A serious issue
What is perhaps wrong and deeply so is that Disney implied that his workers would get a bonus for what they did on the early features and this never happened. Also, Disney hired women only to ink and paint the animation cels. He paid them a pittance. I have done this work and it is soul-destroying. Any corrections that the painter makes to sloppy animation go unrewarded and unrecognised. But such corrections are essential and part of the expected vigilance of the painter. The detail and discipline of the cel painting during the early Disney period- indeed, until “Sleeping Beauty” is astonishing.
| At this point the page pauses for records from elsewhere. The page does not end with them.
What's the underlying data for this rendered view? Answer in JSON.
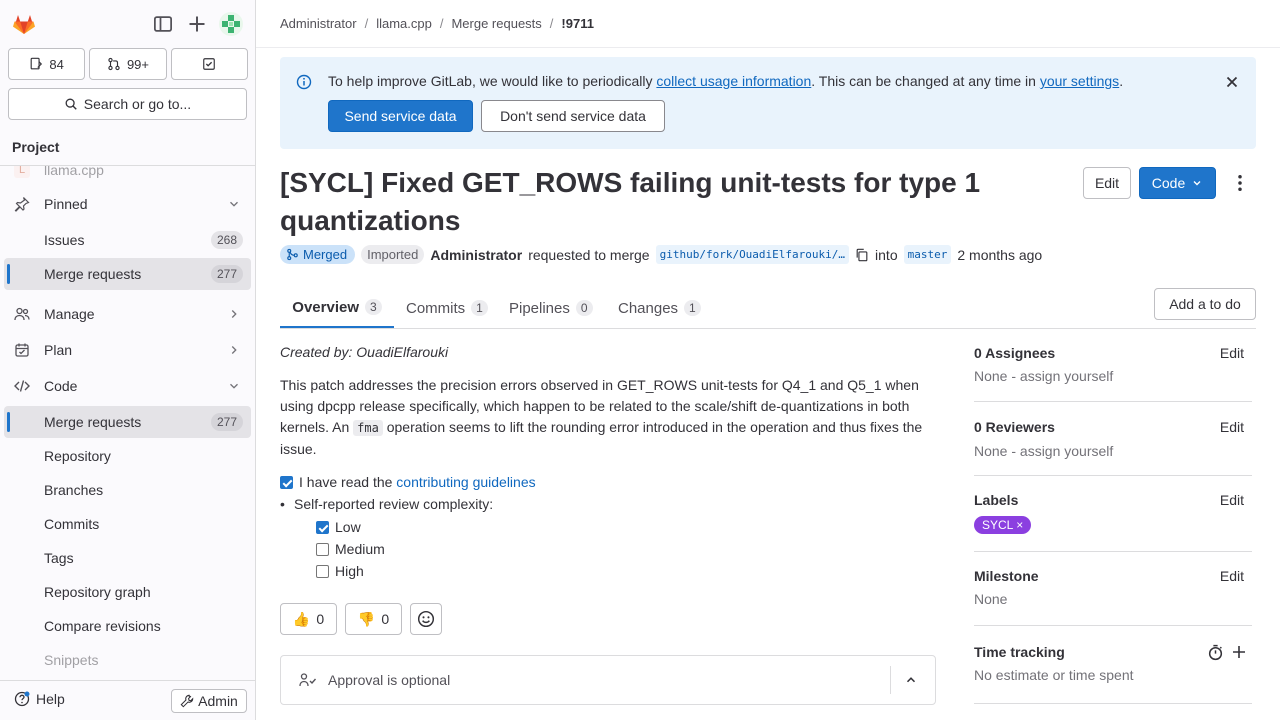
{
  "sidebar": {
    "counts": {
      "issues": "84",
      "mrs": "99+"
    },
    "search_label": "Search or go to...",
    "section_title": "Project",
    "project_name": "llama.cpp",
    "pinned": "Pinned",
    "items": {
      "pinned_issues": {
        "label": "Issues",
        "badge": "268"
      },
      "pinned_mrs": {
        "label": "Merge requests",
        "badge": "277"
      },
      "manage": "Manage",
      "plan": "Plan",
      "code": "Code",
      "code_mrs": {
        "label": "Merge requests",
        "badge": "277"
      },
      "repository": "Repository",
      "branches": "Branches",
      "commits": "Commits",
      "tags": "Tags",
      "repo_graph": "Repository graph",
      "compare": "Compare revisions",
      "snippets": "Snippets"
    },
    "help": "Help",
    "admin": "Admin"
  },
  "breadcrumb": [
    "Administrator",
    "llama.cpp",
    "Merge requests",
    "!9711"
  ],
  "banner": {
    "text1": "To help improve GitLab, we would like to periodically ",
    "link1": "collect usage information",
    "text2": ". This can be changed at any time in ",
    "link2": "your settings",
    "text3": ".",
    "send": "Send service data",
    "dont_send": "Don't send service data"
  },
  "mr": {
    "title": "[SYCL] Fixed GET_ROWS failing unit-tests for type 1 quantizations",
    "edit": "Edit",
    "code": "Code",
    "status": "Merged",
    "imported": "Imported",
    "author": "Administrator",
    "requested": "requested to merge",
    "source_branch": "github/fork/OuadiElfarouki/…",
    "into": "into",
    "target_branch": "master",
    "time": "2 months ago"
  },
  "tabs": [
    {
      "label": "Overview",
      "count": "3"
    },
    {
      "label": "Commits",
      "count": "1"
    },
    {
      "label": "Pipelines",
      "count": "0"
    },
    {
      "label": "Changes",
      "count": "1"
    }
  ],
  "add_todo": "Add a to do",
  "description": {
    "created_by": "Created by: OuadiElfarouki",
    "p1_a": "This patch addresses the precision errors observed in GET_ROWS unit-tests for Q4_1 and Q5_1 when using dpcpp release specifically, which happen to be related to the scale/shift de-quantizations in both kernels. An ",
    "p1_code": "fma",
    "p1_b": " operation seems to lift the rounding error introduced in the operation and thus fixes the issue.",
    "read_a": "I have read the ",
    "read_link": "contributing guidelines",
    "complexity": "Self-reported review complexity:",
    "low": "Low",
    "medium": "Medium",
    "high": "High"
  },
  "reactions": {
    "up": "0",
    "down": "0"
  },
  "approval": "Approval is optional",
  "side": {
    "assignees": "0 Assignees",
    "assignees_val": "None - assign yourself",
    "reviewers": "0 Reviewers",
    "reviewers_val": "None - assign yourself",
    "labels": "Labels",
    "label_sycl": "SYCL",
    "milestone": "Milestone",
    "milestone_val": "None",
    "time_tracking": "Time tracking",
    "time_val": "No estimate or time spent",
    "edit": "Edit"
  }
}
There is one myth I have not touched on and that is Disney’s immortality: was he frozen? It always seemed a bit creepy. Would this have been done some time after his death or at some point when his body was still warm? The creepiness continues with stories that it was just his head that was frozen and that his body is kept somewhere under Disneyland for resurrection…It all sounds a bit biblical. But I believe his ashes are buried in Forest lawn memorial park in Glendale and that the story is false and probably dependent on a biography by Robert Mosley in 1986. But there was an initial report about freezing in a French Magazine, “Ici Paris” in 1969.
What can be stated with confidence is that there was secrecy about Disney’s final illness and that his brother was encouraged by Walt to keep everything quiet. This probably explains why the announcement of the death was delayed. Also, after having serious cancer surgery and the removal of his left lung, Disney returned to work in his office for about 10 days prior to his death. His daughter Diane is supposed to have said that her father hated funerals and insisted, “When I’m dead I don’t want a funeral. I want people to remember me alive”. That is a statement that alone might well have given rise to all the cryronic stories. It just depends how you interpret the words!
There are some Disney pluses, again not all of them belong to the man, but they certainly seem to be in line with his legacy. Top of the list must be the continued brilliance of the marketing department. Then comes the equal opportunities employment of gay people, provision for their partners and the recognition that Michael Eisner notes that “40% of Disney’s 63000 employees are homosexual”. That seems to redress the balance in a way.